From 1995 to 2000, the GAO reported, the office sold only 8 percent of its 2.5 million reports and has lost an average of $1.3 million over the last 11 years.
Citing the GAO report, a House committee told the Department of Commerce last year to propose changes in the agency’s business model.
Coburn also sent a letter to the agency’s director requesting that the reports written by Coburn’s office be given to the public for free.
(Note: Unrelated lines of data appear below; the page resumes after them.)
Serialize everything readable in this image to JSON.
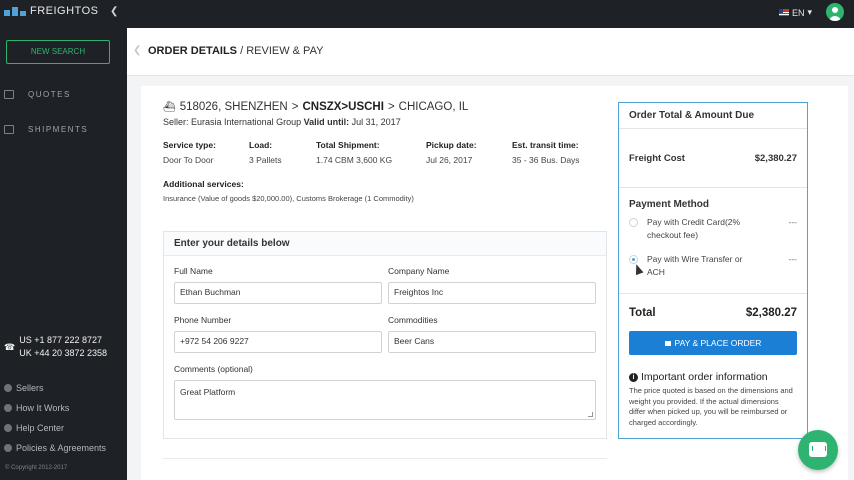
{
  "sidebar": {
    "brand": "FREIGHTOS",
    "new_search": "NEW SEARCH",
    "nav": [
      {
        "label": "QUOTES",
        "icon": "list-icon"
      },
      {
        "label": "SHIPMENTS",
        "icon": "truck-icon"
      }
    ],
    "phones": [
      "US +1 877 222 8727",
      "UK +44 20 3872 2358"
    ],
    "links": [
      "Sellers",
      "How It Works",
      "Help Center",
      "Policies & Agreements"
    ],
    "copyright": "© Copyright 2012-2017"
  },
  "topbar": {
    "lang": "EN"
  },
  "header": {
    "title": "ORDER DETAILS",
    "subtitle": " / REVIEW & PAY"
  },
  "route": {
    "id_origin": "518026, SHENZHEN",
    "code": "CNSZX>USCHI",
    "destination": "CHICAGO, IL",
    "sep": ">",
    "seller_label": "Seller:",
    "seller": "Eurasia International Group",
    "valid_label": "Valid until:",
    "valid": "Jul 31, 2017"
  },
  "details": [
    {
      "label": "Service type:",
      "value": "Door To Door"
    },
    {
      "label": "Load:",
      "value": "3 Pallets"
    },
    {
      "label": "Total Shipment:",
      "value": "1.74 CBM 3,600 KG"
    },
    {
      "label": "Pickup date:",
      "value": "Jul 26, 2017"
    },
    {
      "label": "Est. transit time:",
      "value": "35 - 36 Bus. Days"
    }
  ],
  "additional": {
    "label": "Additional services:",
    "value": "Insurance (Value of goods $20,000.00), Customs Brokerage (1 Commodity)"
  },
  "form": {
    "title": "Enter your details below",
    "full_name_label": "Full Name",
    "full_name": "Ethan Buchman",
    "company_label": "Company Name",
    "company": "Freightos Inc",
    "phone_label": "Phone Number",
    "phone": "+972 54 206 9227",
    "commodities_label": "Commodities",
    "commodities": "Beer Cans",
    "comments_label": "Comments (optional)",
    "comments": "Great Platform"
  },
  "order": {
    "title": "Order Total & Amount Due",
    "freight_label": "Freight Cost",
    "freight_value": "$2,380.27",
    "payment_title": "Payment Method",
    "options": [
      {
        "label": "Pay with Credit Card(2% checkout fee)",
        "fee": "---",
        "selected": false
      },
      {
        "label": "Pay with Wire Transfer or ACH",
        "fee": "---",
        "selected": true
      }
    ],
    "total_label": "Total",
    "total_value": "$2,380.27",
    "pay_button": "PAY & PLACE ORDER",
    "info_title": "Important order information",
    "info_text": "The price quoted is based on the dimensions and weight you provided. If the actual dimensions differ when picked up, you will be reimbursed or charged accordingly."
  },
  "colors": {
    "accent": "#1c7fd6",
    "brand_green": "#2fb371",
    "sidebar": "#1e2126"
  }
}
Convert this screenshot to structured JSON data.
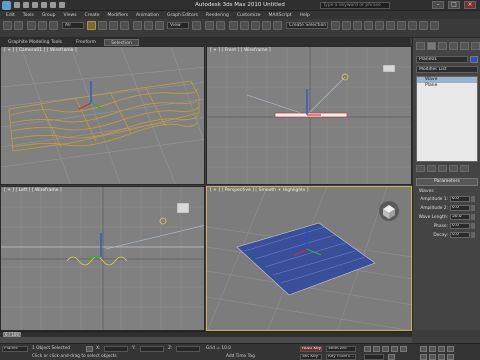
{
  "app": {
    "title": "Autodesk 3ds Max  2010      Untitled",
    "search_placeholder": "Type a keyword or phrase"
  },
  "window_controls": {
    "minimize": "–",
    "maximize": "□",
    "close": "×"
  },
  "menus": [
    "Edit",
    "Tools",
    "Group",
    "Views",
    "Create",
    "Modifiers",
    "Animation",
    "Graph Editors",
    "Rendering",
    "Customize",
    "MAXScript",
    "Help"
  ],
  "toolbar": {
    "selection_filter": "All",
    "view_dropdown": "View",
    "named_selection": "Create Selection Set"
  },
  "ribbon": {
    "tabs": [
      "Graphite Modeling Tools",
      "Freeform",
      "Selection"
    ],
    "selected_index": 2
  },
  "viewports": {
    "top": {
      "label": "[ + ] [ Camera01 ] [ Wireframe ]"
    },
    "front": {
      "label": "[ + ] [ Front ] [ Wireframe ]"
    },
    "left": {
      "label": "[ + ] [ Left ] [ Wireframe ]"
    },
    "perspective": {
      "label": "[ + ] [ Perspective ] [ Smooth + Highlights ]"
    }
  },
  "command_panel": {
    "object_name": "Plane01",
    "modifier_list": "Modifier List",
    "stack": [
      "Wave",
      "Plane"
    ],
    "selected_stack_index": 0,
    "rollout_title": "Parameters",
    "section_label": "Waves",
    "params": [
      {
        "label": "Amplitude 1:",
        "value": "6.0"
      },
      {
        "label": "Amplitude 2:",
        "value": "6.0"
      },
      {
        "label": "Wave Length:",
        "value": "50.0"
      },
      {
        "label": "Phase:",
        "value": "0.0"
      },
      {
        "label": "Decay:",
        "value": "0.0"
      }
    ]
  },
  "timeline": {
    "frame": "0 / 100"
  },
  "status": {
    "maxscript": "Planes",
    "selection": "1 Object Selected",
    "prompt": "Click or click-and-drag to select objects",
    "add_time_tag": "Add Time Tag",
    "x": "X:",
    "y": "Y:",
    "z": "Z:",
    "grid": "Grid = 10.0",
    "auto_key": "Auto Key",
    "set_key": "Set Key",
    "selected_label": "Selected",
    "key_filters": "Key Filters..."
  }
}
He asked that the agency provide information about previous sales of the reports.
“Thank you for working to remedy this ridiculous situation,” Coburn wrote.
“It is inappropriate to charge taxpayers and federal agencies for these documents, which are posted online for all to view at no cost.”
According to the agency’s website, its mission is to “promote American innovation and economic growth by collecting and disseminating scientific, technical and engineering information to the public and industry, by providing information management solutions to other federal agencies, and by doing all without appropriated funding.”
Sen. Claire McCaskill, D-Mo., who is co-sponsoring the bill to eliminate the agency, said, “I find it staggering that the agency is selling government reports both to the public and to other federal agencies that are widely available for free and easy to find with a simple Google search — and the agency is still losing money.”
Rep. Henry Cuellar, D-Texas, is also co-sponsoring the bill.